The American Taxpayer Relief Act of 2012 increased the CTC from $500 per child to $1,000 per child. It also temporarily extended the provisions of the American Recovery and Reinvest-ment Act of 2009 (the anti-recession stimulus package) that reduced the earnings threshold for the refundable CTC from $10,000 (adjusted for inflation starting after 2002) to $3,000 (not ad-justed for inflation). The Bipartisan Budget Act of 2015 made the $3,000 refundability thresh-old permanent.
As noted earlier, The Tax Cuts and Jobs Act of 2017 doubled the CTC for children under 17 from $1,000 per child to $2,000 per child, effective in 2018. The refundable portion of the cred-it was limited to $1,400 per child. The refundable amount was indexed to inflation, but as of 2020, inflation had not increased enough to trigger the minimum increase. The legislation also allowed dependents who did not qualify for the $2,000 credit to qualify for a nonrefundable credit worth up to $500. The legislation is temporary and expires after 2025. At that point, the credit for children under 17 will revert to $1,000 per child, and other dependents will no longer be eligible for a CTC.
Updated May 2021
Urban-Brookings Tax Policy Center. “TPC Microsimulation Model, version 0920-2.”
Center on Budget and Policy Priorities. 2019. “Policy Basics: The Child Tax Credit.” December 10.
Maag, Elaine. 2019. “Shifting Child Tax Benefits in the TCJA Left Most Families About the Same.” Low-Income Working Families Research Report. Washington, DC: Urban Institute.
Maag, Elaine. 2018. “Who Benefits from the Child Tax Credit Now?” Washington, DC: Urban Institute.
———. 2016. “Reforming the Child Tax Credit: An Update.” Washington, DC: Urban-Brookings Tax Policy Center.
———. 2015. “Reforming the Child Tax Credit: How Different Proposals Change Who Benefits.” Low-Income Working Families brief. Washington, DC: Urban Institute.
———. 2013. “Child-Related Benefits in the Federal Income Tax.” Low-Income Working Families Brief 27. Washington, DC: Urban Institute.
Maag, Elaine, and Lydia Austin. 2014. “Implications for Changing the Child Tax Credit Refundability Threshold.” Tax Notes. July 24.
Maag, Elaine, and Julia B. Isaacs. 2017. “Analysis of a Young Child Tax Credit: Providing an Additional Tax Credit for Children under 5.” Washington, DC: Urban Institute.
Maag, Elaine, Stephanie Rennane, and C. Eugene Steuerle. 2011. “A Reference Manual for Child Tax Benefits.” Discussion Paper 32. Washington, DC: Urban-Brookings Tax Policy Center.

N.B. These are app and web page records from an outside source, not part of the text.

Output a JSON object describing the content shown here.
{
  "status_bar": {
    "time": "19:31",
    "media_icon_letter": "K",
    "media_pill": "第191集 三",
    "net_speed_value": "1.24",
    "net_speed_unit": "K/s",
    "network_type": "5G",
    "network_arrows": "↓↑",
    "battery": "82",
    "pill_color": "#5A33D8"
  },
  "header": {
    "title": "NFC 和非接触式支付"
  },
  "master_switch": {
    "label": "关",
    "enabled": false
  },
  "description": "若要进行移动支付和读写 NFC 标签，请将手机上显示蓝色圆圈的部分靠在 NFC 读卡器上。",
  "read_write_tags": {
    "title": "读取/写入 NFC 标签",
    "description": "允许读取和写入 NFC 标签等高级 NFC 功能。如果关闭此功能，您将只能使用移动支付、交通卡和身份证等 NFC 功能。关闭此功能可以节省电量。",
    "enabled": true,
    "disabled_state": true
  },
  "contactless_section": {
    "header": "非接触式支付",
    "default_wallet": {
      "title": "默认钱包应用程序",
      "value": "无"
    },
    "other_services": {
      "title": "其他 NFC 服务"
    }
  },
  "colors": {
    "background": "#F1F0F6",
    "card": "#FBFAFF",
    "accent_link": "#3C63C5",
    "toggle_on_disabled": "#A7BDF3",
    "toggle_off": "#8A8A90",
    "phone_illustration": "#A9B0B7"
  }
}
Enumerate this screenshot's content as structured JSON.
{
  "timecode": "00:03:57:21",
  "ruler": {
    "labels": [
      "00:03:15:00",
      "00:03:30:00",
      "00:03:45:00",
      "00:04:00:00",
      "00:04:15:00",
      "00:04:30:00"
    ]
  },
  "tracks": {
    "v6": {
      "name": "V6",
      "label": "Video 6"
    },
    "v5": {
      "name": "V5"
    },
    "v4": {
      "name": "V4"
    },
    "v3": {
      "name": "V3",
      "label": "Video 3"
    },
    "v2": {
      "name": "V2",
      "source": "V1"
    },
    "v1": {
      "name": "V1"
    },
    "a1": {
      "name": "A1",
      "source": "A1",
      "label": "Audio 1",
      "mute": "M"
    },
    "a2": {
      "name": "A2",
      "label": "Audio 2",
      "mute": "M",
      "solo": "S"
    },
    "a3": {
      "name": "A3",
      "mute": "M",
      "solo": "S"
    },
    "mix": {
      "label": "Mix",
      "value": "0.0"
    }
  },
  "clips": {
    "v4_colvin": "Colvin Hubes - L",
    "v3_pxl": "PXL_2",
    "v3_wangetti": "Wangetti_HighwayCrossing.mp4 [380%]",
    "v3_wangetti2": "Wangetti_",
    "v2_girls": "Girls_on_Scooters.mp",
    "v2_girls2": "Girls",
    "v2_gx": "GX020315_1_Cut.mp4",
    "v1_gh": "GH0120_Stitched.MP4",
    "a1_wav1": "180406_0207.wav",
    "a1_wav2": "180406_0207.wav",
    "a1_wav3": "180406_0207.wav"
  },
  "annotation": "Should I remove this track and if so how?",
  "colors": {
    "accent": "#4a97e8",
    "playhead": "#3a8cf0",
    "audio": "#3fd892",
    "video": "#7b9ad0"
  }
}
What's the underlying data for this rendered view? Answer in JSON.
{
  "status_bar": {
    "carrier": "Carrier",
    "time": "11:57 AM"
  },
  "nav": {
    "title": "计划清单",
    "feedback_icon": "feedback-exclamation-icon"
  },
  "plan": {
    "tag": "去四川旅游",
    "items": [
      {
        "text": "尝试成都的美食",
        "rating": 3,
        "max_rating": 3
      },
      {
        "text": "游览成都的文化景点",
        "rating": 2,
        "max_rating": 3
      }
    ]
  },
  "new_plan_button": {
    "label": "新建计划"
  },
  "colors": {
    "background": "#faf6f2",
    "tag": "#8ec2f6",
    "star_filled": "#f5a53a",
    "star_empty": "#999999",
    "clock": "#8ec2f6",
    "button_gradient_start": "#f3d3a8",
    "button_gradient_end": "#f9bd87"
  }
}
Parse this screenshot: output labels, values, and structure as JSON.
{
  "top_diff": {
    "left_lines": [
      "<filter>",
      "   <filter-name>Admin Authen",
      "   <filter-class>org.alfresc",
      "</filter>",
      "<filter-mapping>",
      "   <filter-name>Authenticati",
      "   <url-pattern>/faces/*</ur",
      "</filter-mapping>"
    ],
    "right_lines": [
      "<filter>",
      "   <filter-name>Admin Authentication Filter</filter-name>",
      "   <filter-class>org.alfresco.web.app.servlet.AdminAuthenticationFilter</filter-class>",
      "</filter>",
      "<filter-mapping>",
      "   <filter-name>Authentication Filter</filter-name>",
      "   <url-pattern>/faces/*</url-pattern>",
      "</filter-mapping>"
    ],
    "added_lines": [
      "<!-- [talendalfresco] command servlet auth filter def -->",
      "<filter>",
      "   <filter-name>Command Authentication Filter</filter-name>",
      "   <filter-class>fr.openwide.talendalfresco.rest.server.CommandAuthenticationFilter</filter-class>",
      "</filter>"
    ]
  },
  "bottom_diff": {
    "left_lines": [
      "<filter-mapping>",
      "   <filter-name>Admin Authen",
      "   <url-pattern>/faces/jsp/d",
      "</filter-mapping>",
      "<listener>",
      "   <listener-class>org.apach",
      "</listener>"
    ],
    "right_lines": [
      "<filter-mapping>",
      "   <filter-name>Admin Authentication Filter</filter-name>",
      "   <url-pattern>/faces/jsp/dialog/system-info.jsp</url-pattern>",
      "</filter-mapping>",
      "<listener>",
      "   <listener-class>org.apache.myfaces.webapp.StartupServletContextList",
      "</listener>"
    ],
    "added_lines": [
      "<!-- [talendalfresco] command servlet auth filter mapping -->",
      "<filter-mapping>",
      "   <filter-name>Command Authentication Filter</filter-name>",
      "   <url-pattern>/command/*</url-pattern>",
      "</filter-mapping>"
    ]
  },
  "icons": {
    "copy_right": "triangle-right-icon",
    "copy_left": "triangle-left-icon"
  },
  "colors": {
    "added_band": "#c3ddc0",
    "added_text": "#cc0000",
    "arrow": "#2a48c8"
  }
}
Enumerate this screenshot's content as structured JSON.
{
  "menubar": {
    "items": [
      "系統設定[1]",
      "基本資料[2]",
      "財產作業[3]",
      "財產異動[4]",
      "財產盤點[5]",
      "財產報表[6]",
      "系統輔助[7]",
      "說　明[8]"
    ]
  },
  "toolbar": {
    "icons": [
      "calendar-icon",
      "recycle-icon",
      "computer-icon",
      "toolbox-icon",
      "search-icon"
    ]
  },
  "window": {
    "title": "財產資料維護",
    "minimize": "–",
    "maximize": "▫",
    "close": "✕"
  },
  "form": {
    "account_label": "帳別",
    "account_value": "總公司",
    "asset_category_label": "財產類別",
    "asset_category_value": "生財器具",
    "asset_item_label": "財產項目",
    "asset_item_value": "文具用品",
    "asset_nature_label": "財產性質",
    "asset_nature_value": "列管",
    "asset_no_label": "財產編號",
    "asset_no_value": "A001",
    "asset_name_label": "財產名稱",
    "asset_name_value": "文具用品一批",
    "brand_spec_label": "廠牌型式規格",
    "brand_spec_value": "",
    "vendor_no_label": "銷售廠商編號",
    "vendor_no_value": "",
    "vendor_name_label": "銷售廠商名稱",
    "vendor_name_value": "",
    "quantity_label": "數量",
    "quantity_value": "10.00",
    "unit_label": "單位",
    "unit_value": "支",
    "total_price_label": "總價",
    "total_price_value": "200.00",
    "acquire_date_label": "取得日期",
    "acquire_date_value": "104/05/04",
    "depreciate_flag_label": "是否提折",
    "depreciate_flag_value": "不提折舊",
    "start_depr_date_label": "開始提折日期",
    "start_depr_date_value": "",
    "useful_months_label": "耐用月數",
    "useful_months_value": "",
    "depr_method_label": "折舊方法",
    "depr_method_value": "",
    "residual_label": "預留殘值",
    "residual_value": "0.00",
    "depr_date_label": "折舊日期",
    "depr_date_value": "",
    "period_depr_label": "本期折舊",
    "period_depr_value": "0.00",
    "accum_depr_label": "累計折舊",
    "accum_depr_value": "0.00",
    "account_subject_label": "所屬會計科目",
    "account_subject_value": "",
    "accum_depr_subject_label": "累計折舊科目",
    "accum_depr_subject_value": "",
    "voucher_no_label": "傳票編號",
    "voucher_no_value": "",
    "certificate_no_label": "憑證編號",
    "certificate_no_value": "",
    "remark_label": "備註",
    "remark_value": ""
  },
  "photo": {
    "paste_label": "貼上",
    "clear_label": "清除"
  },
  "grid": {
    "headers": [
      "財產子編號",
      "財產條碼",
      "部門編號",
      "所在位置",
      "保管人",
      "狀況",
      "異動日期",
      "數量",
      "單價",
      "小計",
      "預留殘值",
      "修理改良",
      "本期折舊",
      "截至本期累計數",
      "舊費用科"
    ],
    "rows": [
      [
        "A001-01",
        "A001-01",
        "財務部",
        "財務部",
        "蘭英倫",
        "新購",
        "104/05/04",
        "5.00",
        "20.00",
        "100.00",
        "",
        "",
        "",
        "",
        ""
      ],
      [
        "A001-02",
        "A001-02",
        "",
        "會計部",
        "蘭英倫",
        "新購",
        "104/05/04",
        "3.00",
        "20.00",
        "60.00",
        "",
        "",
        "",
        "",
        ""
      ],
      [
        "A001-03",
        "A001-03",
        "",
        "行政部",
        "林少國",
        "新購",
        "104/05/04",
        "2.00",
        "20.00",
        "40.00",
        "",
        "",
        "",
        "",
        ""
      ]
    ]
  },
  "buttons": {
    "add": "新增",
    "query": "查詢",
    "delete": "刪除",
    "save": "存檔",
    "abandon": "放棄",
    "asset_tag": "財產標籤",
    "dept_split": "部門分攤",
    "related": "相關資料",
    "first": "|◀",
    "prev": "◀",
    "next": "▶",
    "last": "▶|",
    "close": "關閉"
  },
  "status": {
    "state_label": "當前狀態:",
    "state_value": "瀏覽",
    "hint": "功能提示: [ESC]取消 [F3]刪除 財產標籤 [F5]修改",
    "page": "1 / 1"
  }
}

Sherlock, Molly F., Margot L. Crandall-Hollick, and Jane G. Gravelle. 2021. “The American Rescue Plan Act of 2021 (ARPA; H.R. 1319) Title IX Subtitle G—Tax Provisions Related to Promoting Economic Security.” Congressional Research Service. Washington, DC: Library of Congress.
Wheaton, Laura, Sarah Minton, Linda Giannarelli, and Kelly Dwyer. 2021. “2021 Poverty Projections: Assessing Four American Rescue Plan Policies.” Washington, DC: Urban Institute.